More on other science and the beauty of Earth and this universe:
After a journey of nearly 3.9 billion miles, the #OSIRISREx asteroid sample return capsule is back on Earth.

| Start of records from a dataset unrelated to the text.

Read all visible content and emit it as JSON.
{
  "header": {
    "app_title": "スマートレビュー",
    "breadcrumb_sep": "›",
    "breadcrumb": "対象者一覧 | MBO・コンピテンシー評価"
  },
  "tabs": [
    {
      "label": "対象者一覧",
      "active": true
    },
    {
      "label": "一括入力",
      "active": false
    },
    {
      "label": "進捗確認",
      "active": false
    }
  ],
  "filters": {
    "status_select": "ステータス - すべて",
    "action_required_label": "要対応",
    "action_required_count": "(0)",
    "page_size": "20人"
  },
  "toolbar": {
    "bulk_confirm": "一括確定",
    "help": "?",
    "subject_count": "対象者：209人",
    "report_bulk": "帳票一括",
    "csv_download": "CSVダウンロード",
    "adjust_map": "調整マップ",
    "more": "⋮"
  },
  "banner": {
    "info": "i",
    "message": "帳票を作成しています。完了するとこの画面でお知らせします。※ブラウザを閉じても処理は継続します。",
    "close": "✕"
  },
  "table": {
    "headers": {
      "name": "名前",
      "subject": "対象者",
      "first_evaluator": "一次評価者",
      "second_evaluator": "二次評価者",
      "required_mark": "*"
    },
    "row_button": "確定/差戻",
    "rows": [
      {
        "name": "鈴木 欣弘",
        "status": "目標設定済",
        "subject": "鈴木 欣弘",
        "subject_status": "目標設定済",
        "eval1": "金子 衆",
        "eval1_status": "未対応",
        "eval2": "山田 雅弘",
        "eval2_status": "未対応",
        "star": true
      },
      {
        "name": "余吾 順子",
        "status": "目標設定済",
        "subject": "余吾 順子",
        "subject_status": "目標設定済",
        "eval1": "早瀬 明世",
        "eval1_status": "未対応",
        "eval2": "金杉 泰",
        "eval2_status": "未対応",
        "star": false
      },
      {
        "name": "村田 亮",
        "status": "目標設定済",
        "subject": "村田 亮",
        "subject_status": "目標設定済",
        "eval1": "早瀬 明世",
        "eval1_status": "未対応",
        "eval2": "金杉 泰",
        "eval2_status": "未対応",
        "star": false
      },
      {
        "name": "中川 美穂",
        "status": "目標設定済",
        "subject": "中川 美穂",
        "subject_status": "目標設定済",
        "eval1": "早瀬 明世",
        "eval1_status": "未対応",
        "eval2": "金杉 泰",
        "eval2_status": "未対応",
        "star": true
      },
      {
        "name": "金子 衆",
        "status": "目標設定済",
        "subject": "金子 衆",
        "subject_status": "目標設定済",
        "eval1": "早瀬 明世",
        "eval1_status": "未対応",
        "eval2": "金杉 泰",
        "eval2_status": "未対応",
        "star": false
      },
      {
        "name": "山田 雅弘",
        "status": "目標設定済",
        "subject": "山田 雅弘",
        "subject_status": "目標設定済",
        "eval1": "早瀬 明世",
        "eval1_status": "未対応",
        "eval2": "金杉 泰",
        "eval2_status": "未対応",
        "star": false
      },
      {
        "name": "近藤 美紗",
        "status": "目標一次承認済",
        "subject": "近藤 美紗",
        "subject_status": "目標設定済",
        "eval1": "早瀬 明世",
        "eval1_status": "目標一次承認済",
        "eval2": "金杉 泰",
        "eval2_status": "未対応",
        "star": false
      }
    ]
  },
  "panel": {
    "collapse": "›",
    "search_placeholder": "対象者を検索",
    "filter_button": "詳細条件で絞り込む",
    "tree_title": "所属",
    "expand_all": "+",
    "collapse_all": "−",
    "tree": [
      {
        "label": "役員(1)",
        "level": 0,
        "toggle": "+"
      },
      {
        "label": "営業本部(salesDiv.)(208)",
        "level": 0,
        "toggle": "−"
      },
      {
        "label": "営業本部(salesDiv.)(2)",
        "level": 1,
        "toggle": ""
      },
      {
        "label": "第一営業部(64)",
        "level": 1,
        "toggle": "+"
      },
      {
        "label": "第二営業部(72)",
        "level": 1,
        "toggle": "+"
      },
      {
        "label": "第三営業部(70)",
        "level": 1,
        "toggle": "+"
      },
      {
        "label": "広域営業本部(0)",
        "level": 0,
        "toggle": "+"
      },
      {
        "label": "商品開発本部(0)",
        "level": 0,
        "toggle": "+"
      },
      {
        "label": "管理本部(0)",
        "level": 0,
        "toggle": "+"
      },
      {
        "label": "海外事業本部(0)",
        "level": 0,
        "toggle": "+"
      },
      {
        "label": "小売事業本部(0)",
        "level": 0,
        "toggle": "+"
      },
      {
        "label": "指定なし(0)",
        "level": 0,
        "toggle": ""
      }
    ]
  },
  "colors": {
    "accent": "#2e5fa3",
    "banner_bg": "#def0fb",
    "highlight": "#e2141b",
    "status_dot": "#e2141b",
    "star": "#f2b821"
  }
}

Teams perform the initial safety assessment—the first persons to come into contact with this hardware since it was on the other side of the solar system. pic.twitter.com/KVDWiovago— NASA (@NASA) September 24, 2023
Asteroid mission touches down bearing fragments of the heavens for science labs on Earth – The Globe and Mail https://t.co/eXhMTPlMJS— Paul Beckwith (@PaulHBeckwith) September 24, 2023
Today's goal is to transfer the capsule from the range to a temporary clean room here at UTTR and put the sample on a nitrogen purge.— NASA Solar System (@NASASolarSystem) September 24, 2023
Avoiding contamination is the priority and the team is taking every precaution to protect the sample. https://t.co/eLFTQTCFKx pic.twitter.com/S0PbaU8saP
Wow! Incredible auroral display in Ireland right now as a G2 geomagnetic storm rattled Earth’s magnetic field (shield).— Matthew Cappucci (@MatthewCappucci) September 24, 2023
Auroras may be visible across the northern tier of the U.S. — Maine, northern Vermont, Michigan, North Dakota, Montana, northern Idaho, Washington State. https://t.co/jeRMVAkOcw